Speyside High pupil highlights the need for new organ donation laws

A SPEYSIDE HIGH SCHOOL PUPIL has been speaking of her hopes that the next call she receives will be the one that will lead to a life-saving transplant.

Millie Nicoll has been on the top of the waiting list for a liver transplant since July – but still waits patiently for the call that would change her life.

Currently Millie, 15, is regularly rushed to London for emergency treatment – but still she turns her attention to helping others as she awaits her own transplant call.

Organ donation is high on the Scottish Government agenda at present, ministers having already pledged to bring in a new ‘soft opt out’ system to replace the currently voluntary donation.  Under such a system anyone who does dies and did not specifically say they do not wish to donate, or whose families do not object, could have their organs used for transplant.

However, patients such as Millie must keep waiting as Holyrood finds the time to create the new law that could save hundreds of lives each year.

Millie said: “I feel myself getting worse every day – every time the phone rings I think it could be the call that changes my life.”

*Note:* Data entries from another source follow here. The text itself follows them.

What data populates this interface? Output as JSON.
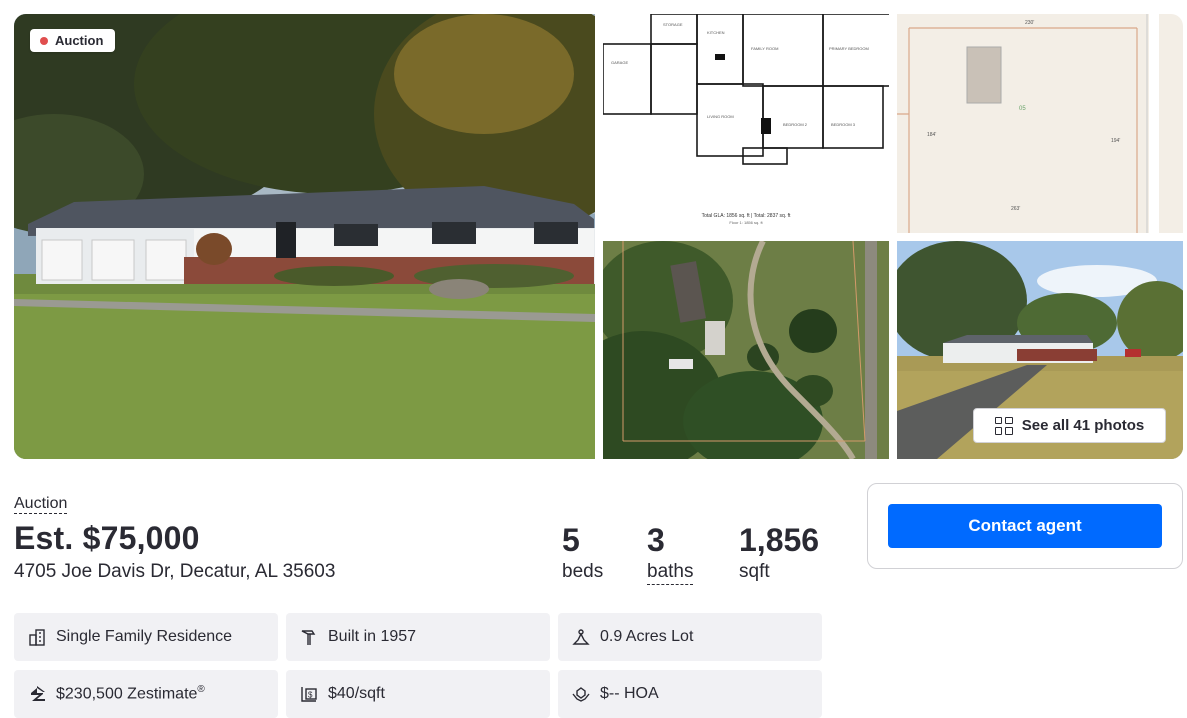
{
  "gallery": {
    "badge_label": "Auction",
    "see_all_label": "See all 41 photos"
  },
  "listing": {
    "status_label": "Auction",
    "price": "Est. $75,000",
    "address": "4705 Joe Davis Dr, Decatur, AL 35603",
    "beds_value": "5",
    "beds_label": "beds",
    "baths_value": "3",
    "baths_label": "baths",
    "sqft_value": "1,856",
    "sqft_label": "sqft"
  },
  "contact": {
    "button_label": "Contact agent"
  },
  "facts": {
    "type": "Single Family Residence",
    "built": "Built in 1957",
    "lot": "0.9 Acres Lot",
    "zestimate": "$230,500 Zestimate",
    "zestimate_mark": "®",
    "price_per_sqft": "$40/sqft",
    "hoa": "$-- HOA"
  },
  "icons": {
    "badge_dot": "status-dot",
    "see_all": "grid-icon",
    "type": "building-icon",
    "built": "hammer-icon",
    "lot": "lot-size-icon",
    "zestimate": "zillow-logo-icon",
    "price_per_sqft": "price-tag-icon",
    "hoa": "hoa-hands-icon"
  },
  "colors": {
    "accent": "#006aff",
    "badge_dot": "#e04e4e",
    "text": "#2a2a33",
    "fact_bg": "#f1f1f4"
  }
}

Millie first required a major operation when she was just six weeks old, but nothing could be done to halt her liver scarring as she grew older.  She said: “The toxins that my liver is not removing are affecting my brain function – and that makes studying difficult, as I struggle to concentrate and to process information.

“I was doing really well in my first two years at secondary school – but over the last year my grades have completely dropped to the other end of the scale and that’s frustrating.”

Millie would greatly benefit from a change to the current ‘opt in’ system of organ donation with less than 50% of people in Scotland having signed up to that method.

A recent consultation found that a ‘soft opt out’ system would be welcomed by the public, with 82% of those consulted saying they were in favour of the proposal.